Healthy Holiday Eating Questions Answered

Healthy Holiday Eating Questions Answered

You asked, and registered dietitian + founder of NutritionWise Nicole Meadow, MPN, RD answered! Nicole founded her own private nutrition consulting practice, NutritionWise, specializing in children and families. Today, she shares her insights about how to eat well while still enjoying your favorite foods during the holiday seasons! Check back throughout the month of December for more healthy holiday eating tips!

Q. What would you give a 20 month old and a 5 year old instead of candy?

A. My first reaction to your question is the word "moderation." As a busy mother with children who are not always in my control (at friends houses, school, camp, playdates, etc.), I know that it would be impossible to completely eliminate all sugar from their diets and our lives. Remember, there’s a big difference between added sugars from processed foods and naturally occurring sugars that are in fruits—however, there is no evidence that supports limiting naturally occurring sugars.

Many times, children who have very severe restrictions on the foods they can eat at home (like no cookies, no ice cream, no sweets) will seek it elsewhere and be unable to control themselves when confronted with these foods. It’s very important to teach kids to have a healthy relationship with food and that all foods can be included in a healthy diet (back to the concept of moderation). If your kids are eating a lot of candy with artificial colors and flavors, I would start by transitioning to a more natural alternative like surf sweets (check out these great ideas for candy alternatives). I wouldn’t recommend completely eliminating everything sweet; rather, offer choices that feel more comfortable to you in terms of their ingredients in moderation.

    Try these tips to limit your added sugar intake and decrease your processed food intake:

  • Try not to buy packaged foods where any type of sugar is listed as one of the first 3-5 ingredients.
  • Shop on the outer perimeter of the grocery store (produce, meats, dairy—all fresh foods); only go into the aisles for what you need from a list and visit your local farmer’s market. This will help you cut down on the processed foods in your home. I believe strongly in offering sweets (even homemade) in moderation—totally eliminating treats can create food/eating related problems in the future.

This will help you cut down on the processed foods in your home. I believe strongly in offering sweets (even homemade) in moderation—totally eliminating treats can create food/eating related problems in the future.

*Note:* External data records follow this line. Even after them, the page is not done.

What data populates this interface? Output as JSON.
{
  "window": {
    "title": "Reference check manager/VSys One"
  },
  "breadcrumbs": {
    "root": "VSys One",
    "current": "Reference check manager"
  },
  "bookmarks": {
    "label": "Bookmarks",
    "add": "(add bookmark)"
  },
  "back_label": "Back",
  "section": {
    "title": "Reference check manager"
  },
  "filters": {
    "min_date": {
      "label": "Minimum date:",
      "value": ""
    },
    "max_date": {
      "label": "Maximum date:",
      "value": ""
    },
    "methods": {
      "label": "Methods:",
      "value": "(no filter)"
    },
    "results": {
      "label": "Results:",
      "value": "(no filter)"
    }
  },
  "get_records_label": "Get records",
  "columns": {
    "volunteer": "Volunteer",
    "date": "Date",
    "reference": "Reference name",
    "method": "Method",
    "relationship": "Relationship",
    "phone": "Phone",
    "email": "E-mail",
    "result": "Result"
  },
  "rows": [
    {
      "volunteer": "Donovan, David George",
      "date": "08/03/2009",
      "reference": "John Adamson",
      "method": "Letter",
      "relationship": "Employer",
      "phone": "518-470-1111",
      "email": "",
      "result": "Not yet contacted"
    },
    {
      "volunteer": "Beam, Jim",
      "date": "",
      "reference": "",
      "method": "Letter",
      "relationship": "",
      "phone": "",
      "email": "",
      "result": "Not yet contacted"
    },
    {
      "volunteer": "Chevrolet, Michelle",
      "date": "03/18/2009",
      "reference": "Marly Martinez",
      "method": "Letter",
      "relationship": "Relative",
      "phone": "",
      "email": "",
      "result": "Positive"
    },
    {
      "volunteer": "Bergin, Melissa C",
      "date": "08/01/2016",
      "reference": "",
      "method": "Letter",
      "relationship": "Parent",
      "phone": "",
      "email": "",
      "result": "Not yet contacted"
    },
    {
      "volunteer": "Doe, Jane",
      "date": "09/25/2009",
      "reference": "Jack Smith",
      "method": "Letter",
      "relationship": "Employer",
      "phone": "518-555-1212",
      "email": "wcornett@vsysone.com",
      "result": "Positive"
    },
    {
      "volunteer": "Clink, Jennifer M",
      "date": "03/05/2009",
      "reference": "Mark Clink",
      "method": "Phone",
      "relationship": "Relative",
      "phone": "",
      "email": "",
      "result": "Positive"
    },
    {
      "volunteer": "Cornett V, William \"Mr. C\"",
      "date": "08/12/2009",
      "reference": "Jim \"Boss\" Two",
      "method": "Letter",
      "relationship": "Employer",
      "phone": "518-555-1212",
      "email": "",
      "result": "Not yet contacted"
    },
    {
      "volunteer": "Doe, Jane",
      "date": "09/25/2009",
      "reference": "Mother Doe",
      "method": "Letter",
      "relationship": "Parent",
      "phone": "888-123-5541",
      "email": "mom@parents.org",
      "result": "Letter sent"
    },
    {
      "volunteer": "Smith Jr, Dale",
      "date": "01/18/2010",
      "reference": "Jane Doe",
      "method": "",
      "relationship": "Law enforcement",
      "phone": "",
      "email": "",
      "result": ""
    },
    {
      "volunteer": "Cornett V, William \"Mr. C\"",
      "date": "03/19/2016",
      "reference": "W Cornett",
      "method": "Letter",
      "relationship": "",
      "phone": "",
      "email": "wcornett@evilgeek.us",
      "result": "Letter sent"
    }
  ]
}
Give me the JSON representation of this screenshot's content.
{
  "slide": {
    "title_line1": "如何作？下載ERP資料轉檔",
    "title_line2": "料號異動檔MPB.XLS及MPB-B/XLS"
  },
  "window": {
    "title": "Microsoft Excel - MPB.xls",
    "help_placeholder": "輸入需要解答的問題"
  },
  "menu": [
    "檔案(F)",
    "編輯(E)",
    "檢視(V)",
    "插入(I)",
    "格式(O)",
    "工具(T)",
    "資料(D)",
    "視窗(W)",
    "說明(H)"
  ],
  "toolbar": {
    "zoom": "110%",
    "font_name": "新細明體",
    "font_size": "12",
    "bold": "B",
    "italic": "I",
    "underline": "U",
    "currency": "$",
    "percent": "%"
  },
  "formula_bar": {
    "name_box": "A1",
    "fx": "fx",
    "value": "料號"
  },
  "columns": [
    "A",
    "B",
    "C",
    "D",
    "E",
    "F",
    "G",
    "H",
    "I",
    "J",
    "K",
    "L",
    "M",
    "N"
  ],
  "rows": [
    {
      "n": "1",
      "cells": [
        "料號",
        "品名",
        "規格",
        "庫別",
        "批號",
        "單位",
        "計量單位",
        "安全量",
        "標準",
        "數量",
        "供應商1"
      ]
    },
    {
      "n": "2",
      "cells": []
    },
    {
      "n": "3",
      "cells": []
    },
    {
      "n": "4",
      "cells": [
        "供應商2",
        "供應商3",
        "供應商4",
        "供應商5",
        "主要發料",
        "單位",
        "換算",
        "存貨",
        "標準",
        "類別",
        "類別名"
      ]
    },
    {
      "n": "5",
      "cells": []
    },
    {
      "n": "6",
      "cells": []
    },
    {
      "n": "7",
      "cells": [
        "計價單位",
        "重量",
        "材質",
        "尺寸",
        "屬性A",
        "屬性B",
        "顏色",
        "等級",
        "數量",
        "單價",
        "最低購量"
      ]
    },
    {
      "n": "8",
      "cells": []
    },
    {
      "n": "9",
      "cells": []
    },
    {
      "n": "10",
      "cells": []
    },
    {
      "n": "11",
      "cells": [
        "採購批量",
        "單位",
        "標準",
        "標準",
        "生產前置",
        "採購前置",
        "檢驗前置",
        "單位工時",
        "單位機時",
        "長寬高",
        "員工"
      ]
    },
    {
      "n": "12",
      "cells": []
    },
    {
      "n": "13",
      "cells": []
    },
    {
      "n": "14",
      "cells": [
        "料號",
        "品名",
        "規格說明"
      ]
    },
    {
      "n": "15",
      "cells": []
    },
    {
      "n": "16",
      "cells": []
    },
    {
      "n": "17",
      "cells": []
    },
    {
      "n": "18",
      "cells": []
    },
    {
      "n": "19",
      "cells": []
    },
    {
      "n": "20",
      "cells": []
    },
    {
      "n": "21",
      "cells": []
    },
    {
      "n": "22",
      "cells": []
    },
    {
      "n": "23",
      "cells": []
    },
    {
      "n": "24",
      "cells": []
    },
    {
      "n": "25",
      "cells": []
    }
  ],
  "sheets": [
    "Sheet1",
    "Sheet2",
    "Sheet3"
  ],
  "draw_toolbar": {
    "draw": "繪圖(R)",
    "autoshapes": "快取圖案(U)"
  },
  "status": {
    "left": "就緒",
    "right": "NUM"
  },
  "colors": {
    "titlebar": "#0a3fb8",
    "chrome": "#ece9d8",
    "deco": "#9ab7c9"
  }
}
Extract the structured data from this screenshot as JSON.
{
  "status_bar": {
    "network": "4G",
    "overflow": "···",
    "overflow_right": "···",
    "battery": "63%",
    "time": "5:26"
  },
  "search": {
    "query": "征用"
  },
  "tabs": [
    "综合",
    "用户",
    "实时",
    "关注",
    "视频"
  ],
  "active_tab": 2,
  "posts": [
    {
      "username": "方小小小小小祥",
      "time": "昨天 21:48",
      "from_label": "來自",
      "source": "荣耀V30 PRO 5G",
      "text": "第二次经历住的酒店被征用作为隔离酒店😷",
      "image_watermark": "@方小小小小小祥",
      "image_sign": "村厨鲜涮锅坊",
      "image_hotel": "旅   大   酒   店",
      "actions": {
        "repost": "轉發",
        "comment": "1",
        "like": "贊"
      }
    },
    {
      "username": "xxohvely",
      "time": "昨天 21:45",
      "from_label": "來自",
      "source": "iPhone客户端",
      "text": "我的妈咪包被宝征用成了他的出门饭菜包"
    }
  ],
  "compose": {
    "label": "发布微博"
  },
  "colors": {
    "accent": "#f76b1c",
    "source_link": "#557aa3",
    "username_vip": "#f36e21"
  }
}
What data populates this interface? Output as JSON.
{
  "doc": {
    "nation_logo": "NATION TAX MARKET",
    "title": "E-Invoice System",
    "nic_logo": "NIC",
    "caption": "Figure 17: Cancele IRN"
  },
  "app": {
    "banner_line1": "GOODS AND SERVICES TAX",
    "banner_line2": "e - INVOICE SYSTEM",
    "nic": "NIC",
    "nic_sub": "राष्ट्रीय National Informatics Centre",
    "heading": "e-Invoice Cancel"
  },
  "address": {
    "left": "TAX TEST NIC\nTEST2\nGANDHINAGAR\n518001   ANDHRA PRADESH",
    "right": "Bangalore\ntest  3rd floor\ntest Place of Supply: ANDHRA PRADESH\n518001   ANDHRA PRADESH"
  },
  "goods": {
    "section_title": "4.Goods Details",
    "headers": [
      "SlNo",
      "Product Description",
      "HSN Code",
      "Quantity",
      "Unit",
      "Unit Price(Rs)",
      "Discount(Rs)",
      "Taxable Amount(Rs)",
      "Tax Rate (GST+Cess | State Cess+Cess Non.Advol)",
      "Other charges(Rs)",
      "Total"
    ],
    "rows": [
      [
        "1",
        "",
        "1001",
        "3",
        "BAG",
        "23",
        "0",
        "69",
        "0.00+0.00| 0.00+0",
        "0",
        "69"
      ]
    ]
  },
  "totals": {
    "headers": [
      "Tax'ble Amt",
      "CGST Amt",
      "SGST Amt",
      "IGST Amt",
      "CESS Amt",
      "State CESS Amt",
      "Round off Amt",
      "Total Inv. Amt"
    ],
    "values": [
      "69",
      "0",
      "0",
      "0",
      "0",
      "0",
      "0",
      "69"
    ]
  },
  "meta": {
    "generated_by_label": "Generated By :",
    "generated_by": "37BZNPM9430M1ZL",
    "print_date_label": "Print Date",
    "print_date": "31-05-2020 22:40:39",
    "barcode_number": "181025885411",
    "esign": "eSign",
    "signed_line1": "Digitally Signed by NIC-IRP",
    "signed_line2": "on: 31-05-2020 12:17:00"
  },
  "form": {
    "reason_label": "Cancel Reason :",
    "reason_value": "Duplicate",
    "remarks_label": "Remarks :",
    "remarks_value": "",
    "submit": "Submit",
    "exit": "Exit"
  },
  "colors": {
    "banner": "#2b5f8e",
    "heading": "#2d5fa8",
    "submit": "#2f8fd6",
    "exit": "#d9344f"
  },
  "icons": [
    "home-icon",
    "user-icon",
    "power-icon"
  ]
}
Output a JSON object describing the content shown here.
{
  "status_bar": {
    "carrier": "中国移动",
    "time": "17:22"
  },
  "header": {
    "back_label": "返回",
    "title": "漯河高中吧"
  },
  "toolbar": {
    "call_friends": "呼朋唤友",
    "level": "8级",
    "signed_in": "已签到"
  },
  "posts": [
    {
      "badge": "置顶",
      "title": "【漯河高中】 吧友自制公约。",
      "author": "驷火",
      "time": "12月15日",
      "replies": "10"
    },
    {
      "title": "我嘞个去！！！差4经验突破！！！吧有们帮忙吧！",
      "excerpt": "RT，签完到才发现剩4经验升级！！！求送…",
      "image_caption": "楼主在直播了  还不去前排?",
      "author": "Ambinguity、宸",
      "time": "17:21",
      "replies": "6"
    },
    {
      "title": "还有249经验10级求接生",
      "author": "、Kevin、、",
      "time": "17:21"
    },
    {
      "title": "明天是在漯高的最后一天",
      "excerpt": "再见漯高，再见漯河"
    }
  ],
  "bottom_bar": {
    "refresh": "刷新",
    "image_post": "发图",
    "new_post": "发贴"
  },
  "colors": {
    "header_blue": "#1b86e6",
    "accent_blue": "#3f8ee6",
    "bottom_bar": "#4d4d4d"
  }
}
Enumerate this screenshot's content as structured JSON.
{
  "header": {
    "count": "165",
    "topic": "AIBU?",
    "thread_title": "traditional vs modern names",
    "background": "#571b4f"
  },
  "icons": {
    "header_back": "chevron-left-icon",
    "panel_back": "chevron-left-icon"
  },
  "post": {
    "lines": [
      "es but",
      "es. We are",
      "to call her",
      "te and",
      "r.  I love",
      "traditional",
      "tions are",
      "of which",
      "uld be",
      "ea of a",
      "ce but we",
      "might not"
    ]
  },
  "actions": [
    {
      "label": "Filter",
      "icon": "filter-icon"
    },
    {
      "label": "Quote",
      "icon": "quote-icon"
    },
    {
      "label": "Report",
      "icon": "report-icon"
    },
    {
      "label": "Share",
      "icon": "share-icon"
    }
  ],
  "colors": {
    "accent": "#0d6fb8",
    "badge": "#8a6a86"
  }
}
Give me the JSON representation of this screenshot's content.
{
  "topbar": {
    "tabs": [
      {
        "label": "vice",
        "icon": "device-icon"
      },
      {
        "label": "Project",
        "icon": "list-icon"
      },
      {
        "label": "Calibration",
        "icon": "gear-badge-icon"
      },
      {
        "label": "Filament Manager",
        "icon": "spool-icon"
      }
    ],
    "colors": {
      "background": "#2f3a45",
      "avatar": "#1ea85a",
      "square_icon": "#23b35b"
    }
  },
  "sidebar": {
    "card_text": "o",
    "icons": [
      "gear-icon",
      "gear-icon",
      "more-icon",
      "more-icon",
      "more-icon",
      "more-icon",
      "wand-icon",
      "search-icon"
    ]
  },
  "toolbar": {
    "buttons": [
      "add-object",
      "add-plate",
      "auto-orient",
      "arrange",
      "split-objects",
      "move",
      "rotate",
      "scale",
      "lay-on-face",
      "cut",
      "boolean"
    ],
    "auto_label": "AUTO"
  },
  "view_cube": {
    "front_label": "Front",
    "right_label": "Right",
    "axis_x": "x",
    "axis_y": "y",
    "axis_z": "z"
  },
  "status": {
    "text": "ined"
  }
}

Q. What are three staple items we should pass on for the holiday and three we should eat?

A. This rule of thumb is applicable to eating throughout the year in addition to the holiday season. Rather than focusing on specific foods, dishes, or ingredients, I would like to suggest a broader category of foods to include and avoid to maximize your health.


1. Foods that are out of a can (may contain BPA, which has been linked to many adverse health effects).

2. Foods with artificial colors/preservatives (linked to behavioral issues in children among other health issues).

3. Deep fried foods (high levels of saturated fats and trans fats).


1. A rainbow of fruits and vegetables (include them in appetizers, main courses, and even desserts—make a goal to eat one from each color every day!).

2. Healthy fats (olive oil instead of butter, avocado in salad, salmon as an alternative to a main course, nuts served in a salad or in a baked good).

3. Dark chocolate—the real stuff! If you plan to indulge, eat the good stuff. Research shows that dark chocolate is heart healthy and promotes healthy circulation.

Q. Is there any holiday dessert that's somewhat healthy?

A. As I mentioned above, everything in moderation! Holidays are a time when family and friends come together to celebrate many different wonderful things. Food is intertwined in so many of our holiday traditions. Some of these holiday foods only come around once per year and, for many, these are long-time favorites! If pumpkin pie is your favorite, enjoy it! Just don’t overdo it. Embrace mindful eating and stay present while you enjoy your dessert. Notice the nuances in taste. Try to let go of any guilt that you may feel, and tune into your intuitive signals of hunger and fullness. This will help you eat a small amount of a favorite dessert and be satisfied with that!

This post is solely for informational purposes. It is not intended nor implied to be a substitute for medical advice. Before undertaking any course of treatment or dietary changes, you should seek the advice of your physician or other health care provider.

We aim to provide you with the most honest and credible information possible. This article was reviewed for accuracy by The Honest Team and was written based on trusted sources that are linked at the bottom of the article.